US-led NATO troops launched a crucial offensive on Saturday against the Taliban's last big stronghold in Afghanistan's most violent province and were quickly thrown into a firefight with the militants.
The assault is a test of President Barack Obama's ordered "surge" of extra troops to Afghanistan in December and the start of a campaign to impose government control on rebel-held areas this year, before US forces start to withdraw in 2011.
Within hours of the operation getting underway, US Marines battled Taliban militants in Marjah, in Helmand Province in the south.
Three US soldiers died after a roadside bomb attack in southern Afghanistan on Saturday, NATO said in a statement. It was not clear whether they were killed during the offensive.
Like civilians in the district of up to 100,000 people, the Marines face the risk of being blown up by scores of booby traps the Taliban are believed to have rigged.
Marines engaged in a firefight with the Taliban after the US troops landed in helicopters near the town. They fired at least four rockets at militants who attacked from compounds.
At least one Marine was wounded by shrapnel.
More than two hours later, the area was still gripped by the firefight, with the Marines firing another large rocket. One family of civilians nearby was huddled in a room of their house, with the washing flapping on the line outside.

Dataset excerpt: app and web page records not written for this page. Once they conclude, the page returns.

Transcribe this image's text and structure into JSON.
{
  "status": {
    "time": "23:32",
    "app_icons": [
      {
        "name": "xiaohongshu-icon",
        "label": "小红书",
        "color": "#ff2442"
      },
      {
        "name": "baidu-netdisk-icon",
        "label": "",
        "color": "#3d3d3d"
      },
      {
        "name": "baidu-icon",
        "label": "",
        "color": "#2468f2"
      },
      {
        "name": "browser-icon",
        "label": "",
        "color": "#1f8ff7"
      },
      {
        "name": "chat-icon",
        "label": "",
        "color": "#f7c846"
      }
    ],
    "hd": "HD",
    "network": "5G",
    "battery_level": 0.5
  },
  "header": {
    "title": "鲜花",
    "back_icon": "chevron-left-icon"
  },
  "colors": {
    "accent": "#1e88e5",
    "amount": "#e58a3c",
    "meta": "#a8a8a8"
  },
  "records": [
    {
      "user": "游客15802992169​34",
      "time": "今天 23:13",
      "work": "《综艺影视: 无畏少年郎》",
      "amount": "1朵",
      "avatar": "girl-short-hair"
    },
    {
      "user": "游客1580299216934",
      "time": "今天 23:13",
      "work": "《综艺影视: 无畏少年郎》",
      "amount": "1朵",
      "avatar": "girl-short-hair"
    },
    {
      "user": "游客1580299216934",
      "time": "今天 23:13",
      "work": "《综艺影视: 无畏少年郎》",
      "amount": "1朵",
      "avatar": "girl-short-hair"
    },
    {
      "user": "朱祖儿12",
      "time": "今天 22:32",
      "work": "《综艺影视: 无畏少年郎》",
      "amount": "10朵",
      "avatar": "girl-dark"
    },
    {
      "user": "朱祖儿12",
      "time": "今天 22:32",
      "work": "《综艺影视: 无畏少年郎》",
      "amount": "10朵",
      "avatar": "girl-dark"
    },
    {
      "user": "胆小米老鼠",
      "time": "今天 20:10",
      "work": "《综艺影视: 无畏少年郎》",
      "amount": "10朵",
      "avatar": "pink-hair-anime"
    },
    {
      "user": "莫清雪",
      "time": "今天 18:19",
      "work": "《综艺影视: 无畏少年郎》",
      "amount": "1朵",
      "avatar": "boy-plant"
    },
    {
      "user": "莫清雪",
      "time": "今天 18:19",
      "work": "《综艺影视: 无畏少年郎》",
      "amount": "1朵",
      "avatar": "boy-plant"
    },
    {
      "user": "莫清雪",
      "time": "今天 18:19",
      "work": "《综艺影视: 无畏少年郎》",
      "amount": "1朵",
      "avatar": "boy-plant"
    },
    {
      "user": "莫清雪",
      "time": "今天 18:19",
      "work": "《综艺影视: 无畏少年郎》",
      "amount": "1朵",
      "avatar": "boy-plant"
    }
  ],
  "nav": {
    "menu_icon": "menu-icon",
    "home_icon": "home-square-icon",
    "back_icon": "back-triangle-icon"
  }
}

The first objective of US Marines was to take over the town centre, a large cluster of dwellings.
The safety of civilians may be the big issue in the NATO drive against the Taliban, which re-emerged as a fighting force since being toppled by a U.S.-led invasion in 2001. Heavy casualties may ruin the Afghan government's chance of gaining more support.
NATO forces have advised civilians not to leave their homes, though it is uncertain how heavy the fighting will get.
"The international forces must adopt certain procedures and mechanism during operation in Marjah to protect civilians,"
Afghan President Hamid Karzai said in a statement.
The offensive began with waves of helicopters ferrying US Marines into the city in the early morning hours. British troops then flew into the northern part of the surrounding Nad Ali district, followed by tanks and combat engineering units.
"The first phase of the operation is proceeding very successfully. The Taliban have heavily booby-trapped the area, but there has not been any fierce fighting yet," Helmand Governor Gulab Mangal told a news conference.
"We have seized 11 key locations in the district and the resistance from the insurgents has been subdued."
15,000 TROOPS IN OPERATION
The 15,000-troop operation was named Mushtarak, or together, perhaps to highlight that NATO and Afghan forces are determined to work closely to bring stability to Afghanistan.
Much of whether the apparent early success can translate into a more permanent solution to militancy may depend on whether the government can ensure long-term political and economic stability.
It is also essential that Afghan troops become effective enough, on their own, to keep militants outside of areas they previously controlled.
US Marines called in two Harrier jets which flew over a Taliban position and unleashed machinegun fire.
"We are currently moving to seize our objective. We have been in contact for five hours from the southwest, north and east and we are moving to push to finish securing the areas of insurgents still," Lt. Mark Greenlief told Reuters.
"Hopefully in the next few days the people will reap the benefits of security and stability from the ANA (Afghan National Army) and the Marines."
Marjah has long been a breeding ground for insurgents and lucrative opium poppy cultivation. Residents may not be keen for any upheaval. Western countries say poppy trade funds the insurgency against NATO troops and the Afghan government.
Even if NATO deals a heavy blow to the Taliban, there are other complicating factors. Militants on the top of the US hit list operate from sanctuaries in border areas in Pakistan.
The US ally is reluctant to pursue them as they see the militants as assets to counter the influence of rival India in Afghanistan, so offensives may produce limited results.
Decades ago, the Marjah area was home to an Afghan-American development project. Its canals, which criss-cross lush farmland, were built by the Americans. Now NATO is trying to recapture it from militants unlikely to contemplate cooperation with the West.
A local Taliban commander, Qari Fazluddin, told Reuters earlier some 2,000 fighters were ready to fight.
"All the walls between the streets and houses are surrounded by bombs. Most people have gone to Lashkar Gah. That's where we want to go today," resident Abdel Aziz, 16, told the Marines through a translator.
Soon after, an elderly woman emerged from her house and asked Marines not to fire at it. "This is just my house," she said.